Here co-organiser Peppy Scott – who is the Times of Tunbridge Wells cartoonist and a poet – tells Eileen Leahy more about the event, now in its second year, and reveals more details about who is on the bill
Last year saw the first Tunbridge Wells Poetry Festival take place and because it was such a success its organisers have decided to put it on again this year – even extending its run by a whole week in order to include all the keen poets and performers who want to be part of this inspiring local literary event.
Headline shows include Radio 4 stalwart Henry Normal performing his touring show ‘The Escape Plan’ at Trinity Theatre and an evening with Costa Book Award-winner Hannah Lowe at Waterstones, with her guest, local poetic rising star Jess Mookherjee. There will also be music and poetry from internationally acclaimed performers Chris Tutton (poet) and Anne Denholm (harpist) at the Church of St John the Baptist, Penshurst.
During the festival’s run (June 5-26) there will also be an evening of eco poetry, open mic sessions and readings with piano music at King Charles the Martyr Church.
“In addition to all this there will be numerous workshops on offer in order to inspire everyone from novices to established poets,” explains the festival’s co-organiser Peppy Scott, who also just happens to be this newspaper’s resident cartoonist.
“The workshops are mostly in person but some are online and one takes place al fresco on the beautiful Ashdown Forest. The workshops cover a diverse range of angles – inspiration, art, mythology, nature, religion, performance, poetic form – and are led by some of the area’s most successful established poets.”
Peppy explains that the Tunbridge Wells Poetry Festival – which is an independent, not-for-profit, grassroots organisation – is run entirely by volunteers, who are all poets themselves, many of whom are part of the Kent & Sussex Poetry Society.
“As the Chair of the committee, Charlie Bell, has previously said, ‘Poetry is the new rock and roll, with the same elements of commitment, energy and excitement. It appeals to a wide and general audience’. And this is certainly reflected in our line-up this year.
“The festival’s strap line is ‘Poetry for All, Big or Small’ and we are motivated by the pleasure of sharing poetry of all genres with people of all ages, who may or may not already know they like poetry. To be able to invite poets of national standing like Henry Normal and Hannah Lowe into the town is a thrill, but we are equally excited by the platform we offer to undiscovered local talent. Members of the committee work entirely voluntarily and each one is also a poet.”
And why does Peppy think people should support these events?

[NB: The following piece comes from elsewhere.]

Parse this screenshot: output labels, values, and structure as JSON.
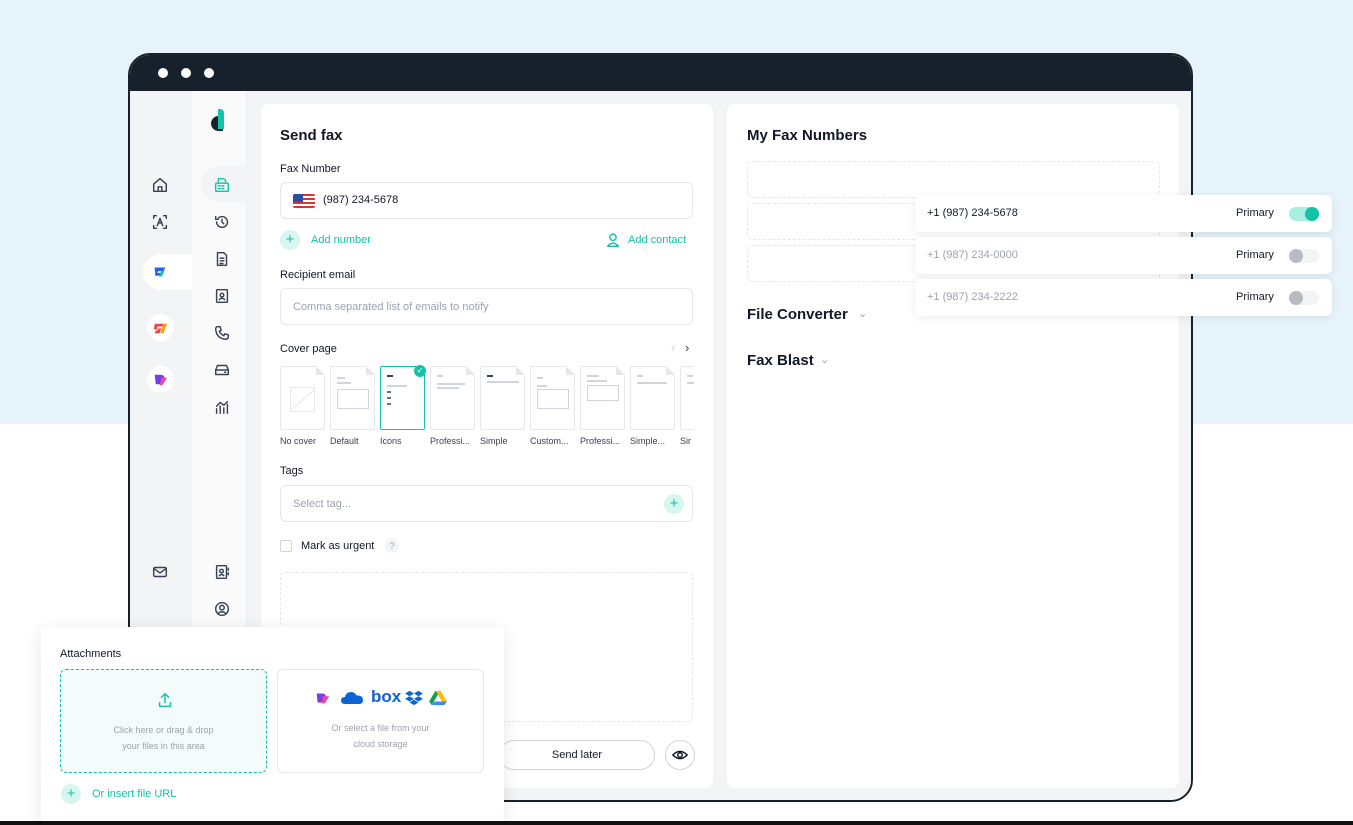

“This is something that is for all the local community. Poetry can be moving or calming, thought-provoking and intriguing, challenging or soothing, and sometimes laugh-out-loud funny. While the more cerebral readings will appeal to confirmed lovers of poetry, much of the programme is designed to appeal to a general audience. This includes a whole range of writing workshops and open mics. “Whether someone is an absolute beginner who has never attempted to write a poem before, or an established poet who is regularly published, the festival offers opportunities to stretch one’s skills regardless of experience. We also have a policy of affordable pricing and there are many free events on the programme. Accessibility is central to our ethos.”
The festival finale is the Wordplay Fun Day, a free family-friendly day at The Forum. This incorporates children’s workshops and activities, relaxed discussions and open mics, and delightful surprise performances by community groups. The evening show, Verse-a- Tility, is a light-hearted celebration of poetry in popular culture hosted by ‘Flitt & Folio’, and sure to leave smiles on faces as the festival comes to an end.
Peppy says another aim of the Tunbridge Wells Poetry Festival is to further help put the town on the cultural map.
“Without a college or a university, this falls to the authorities and local groups. The recent Literary Festival was a welcome and successful event. However, we feel that culture lies beyond headline events, and that local creativity should be nurtured and championed to feed the longer term cultural life of the town. Who knows? Perhaps a future poet laureate already lives in Tunbridge Wells!”
Full details can be found at www.twpoetryfestival.com